The magic of the GRACE data comes in its 15 years of data. In that time period certain features on the geoid are almost stationary (The Himalayan mountain range, the depression around Hudson Bay where the Laurentide ice sheet depressed the earth’s surface). However, water is heavy and constantly moving, and these satellites give us a quantitative idea of exactly how much mass is shifting (i.e. being melted or withdrawn) without having to deploy squads of intrepid graduate students to take GPS elevation readings all across Greenland.
The University of Colorado – Boulder created an online platform to explore the GRACE data – click HERE.
GRACE’s ability to monitor change also gives us an unprecedented look at the invisible water we rely on – groundwater! While we still don’t have a way to take an MRI of the earth a determine the volume of water in an aquifer, GRACE can at least note when an area becomes relatively heavier (aquifer is recharged by rain or snowmelt) or lighter (aquifer is pumped, and the water flows away through rivers to the ocean). Calculating the rate of this change allows us to discover which aquifer systems are declining at rates that could endanger future use.
The world map above shows 37 of the most critical aquifer systems humans depend on, and whether their amounts of water in storage have increased or decreased between 2003 and 2015. (For more information click HERE) Decreases are shown in varying shades of red and orange (as in California’s central valley, or northern India), and increases are shown in shades of blue (High Plains aquifer, Murray-Darling Basin). Before GRACE, the only way to approximate this information would be to check hundreds of wells around an aquifer every single month! Compared to the resources needed to drill thousands of wells and employ scores of technicians, $127 million to launch some satellites seems like a steal.
The above map shows a more general view of terrestrial mass change from GRACE data between 2003 and 2009, and was quoted in this article by Dr. Mohammad Shamsudduha, (Institute for Risk and Disaster Reduction, University College London, UK) about groundwater drawdown in northern India, for example.
The dilemma of being a scientist is that the “OMG isn’t it fantastic that we can get all this data to learn about the earth!!” feeling is countered by the “Well darn this data gives us terrible news” feeling.
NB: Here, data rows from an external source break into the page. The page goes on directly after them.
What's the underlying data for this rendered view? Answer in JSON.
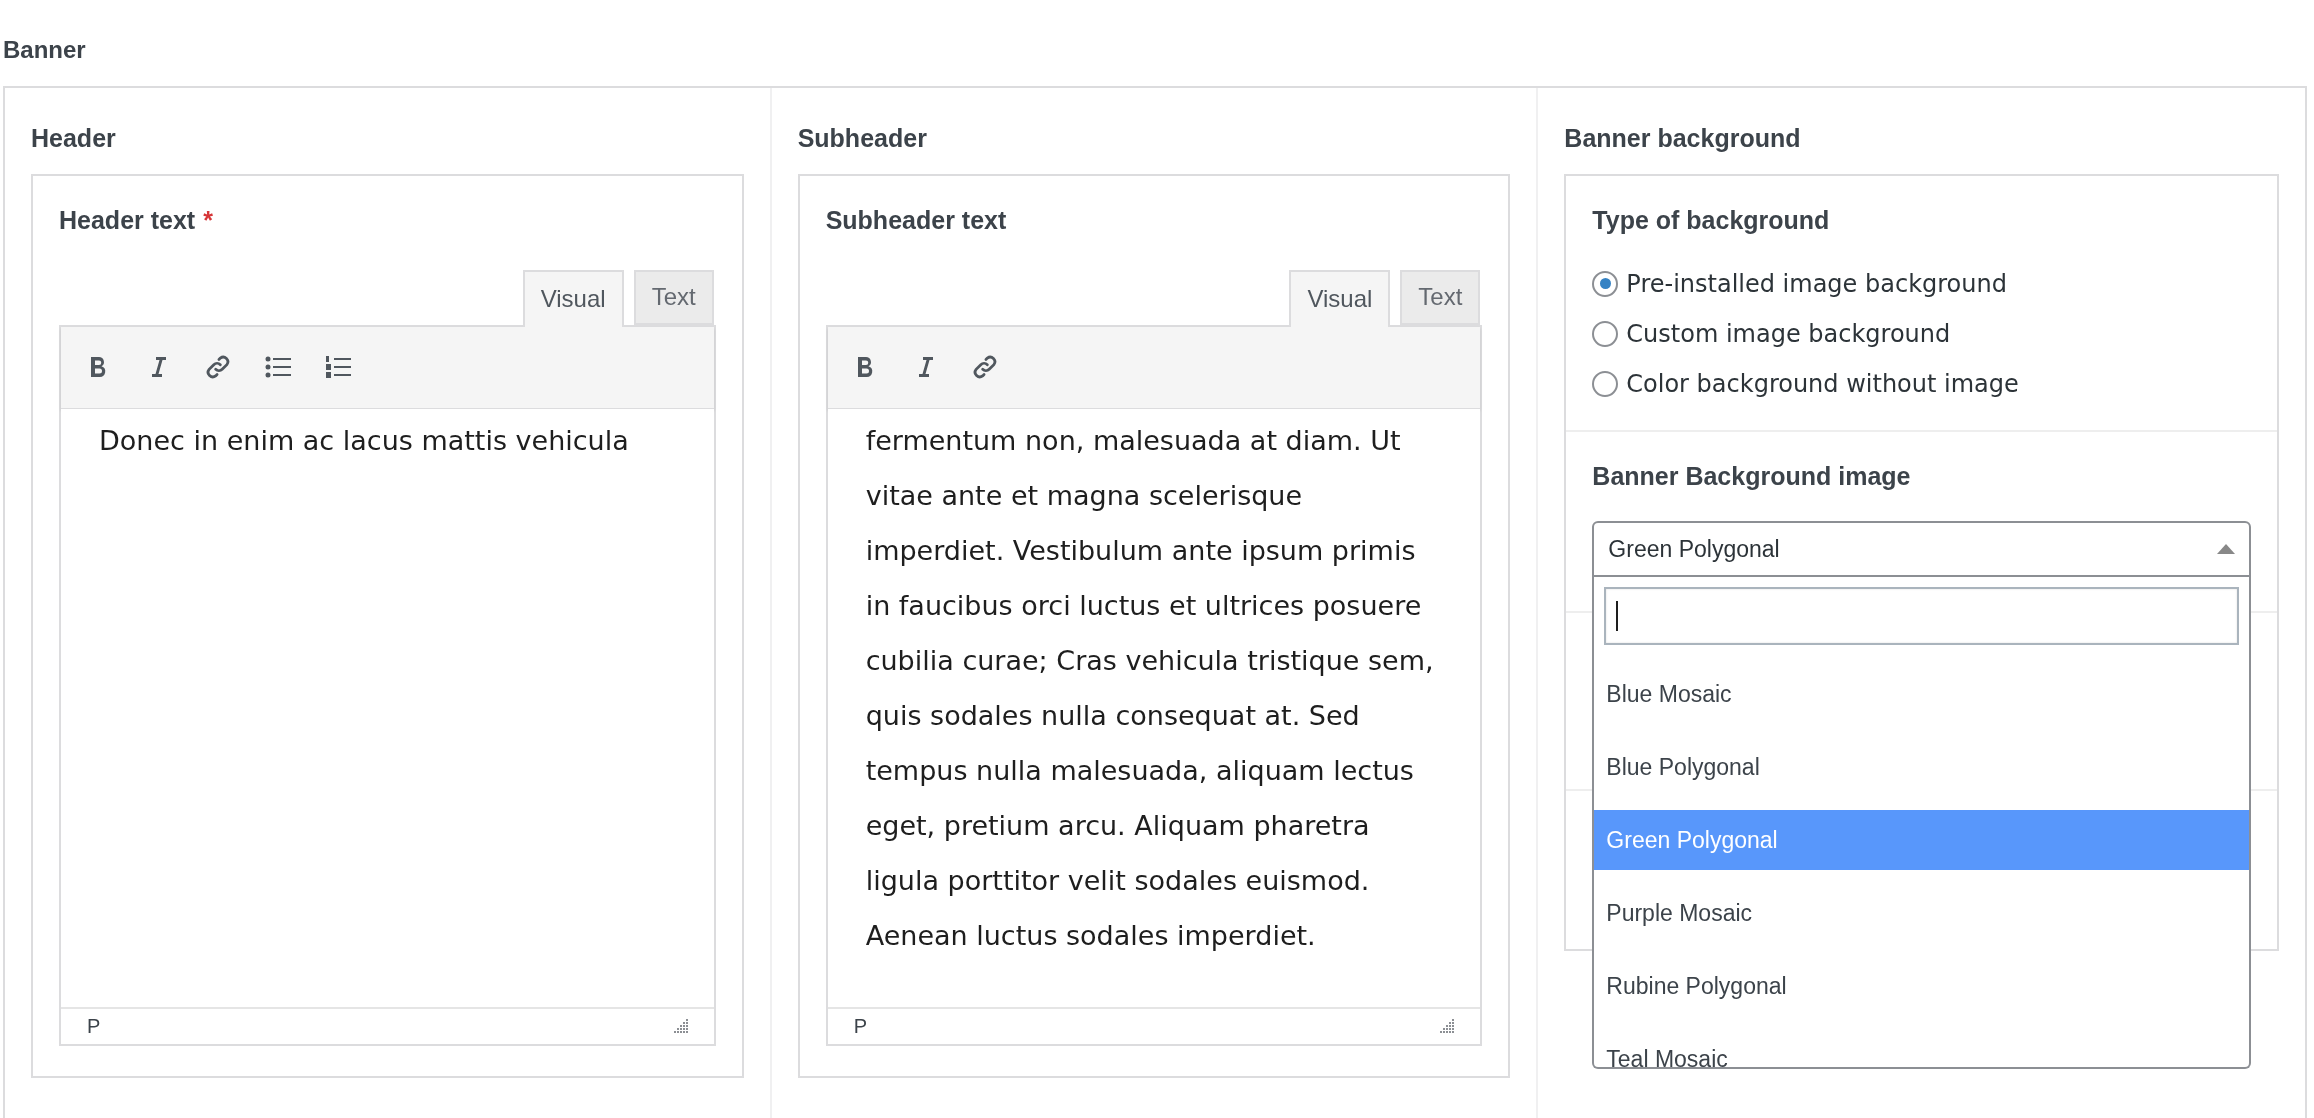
{
  "section_title": "Banner",
  "columns": [
    {
      "kind": "editor",
      "title": "Header",
      "field_label": "Header text",
      "required_mark": "*",
      "tabs": [
        {
          "label": "Visual",
          "selected": true
        },
        {
          "label": "Text",
          "selected": false
        }
      ],
      "list_buttons": true,
      "content": "Donec in enim ac lacus mattis vehicula",
      "path": "P"
    },
    {
      "kind": "editor",
      "title": "Subheader",
      "field_label": "Subheader text",
      "tabs": [
        {
          "label": "Visual",
          "selected": true
        },
        {
          "label": "Text",
          "selected": false
        }
      ],
      "list_buttons": false,
      "content": "fermentum non, malesuada at diam. Ut vitae ante et magna scelerisque imperdiet. Vestibulum ante ipsum primis in faucibus orci luctus et ultrices posuere cubilia curae; Cras vehicula tristique sem, quis sodales nulla consequat at. Sed tempus nulla malesuada, aliquam lectus eget, pretium arcu. Aliquam pharetra ligula porttitor velit sodales euismod. Aenean luctus sodales imperdiet.",
      "path": "P"
    },
    {
      "kind": "background",
      "title": "Banner background",
      "type_label": "Type of background",
      "radios": [
        {
          "label": "Pre-installed image background",
          "selected": true
        },
        {
          "label": "Custom image background",
          "selected": false
        },
        {
          "label": "Color background without image",
          "selected": false
        }
      ],
      "image_label": "Banner Background image",
      "select": {
        "value": "Green Polygonal",
        "expanded": true,
        "options": [
          {
            "label": "Blue Mosaic",
            "selected": false
          },
          {
            "label": "Blue Polygonal",
            "selected": false
          },
          {
            "label": "Green Polygonal",
            "selected": true
          },
          {
            "label": "Purple Mosaic",
            "selected": false
          },
          {
            "label": "Rubine Polygonal",
            "selected": false
          },
          {
            "label": "Teal Mosaic",
            "selected": false
          }
        ]
      }
    }
  ]
}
The upside is that the GRACE mission, for the first time, gives us accurate month-by-month information on the state of our ice caps and aquifers. If nothing else this gives scientists a powerful tool to understand natural seasonal variations and tease out man-made changes. If we can’t measure a phenomenon, we can’t accurately improve our reaction to it. I hope that through this data scientists can show policy-makers how we’ve caught ourselves red-handed draining the earth’s accessible water stockpiles, and incite action to preserve what is left.
I was geeking out about these satellites to my sister, who immediately had the same mental image – I just had open up MS Paint to draw GRACE-1 and Grace-2 wearing fluffy, sparkling quinceneara dresses in honor of their 15th birthday. See below for the delightfully ridiculous result.
P.S. For more of the nuts-and-bolts mathematical and engineering behind how these satellites work, you can check out this informative circa-2003 internet flashback.
P.P.S. for even more information, check out these links!
CU Boulder geoid team – http://geoid.colorado.edu/grace/about.html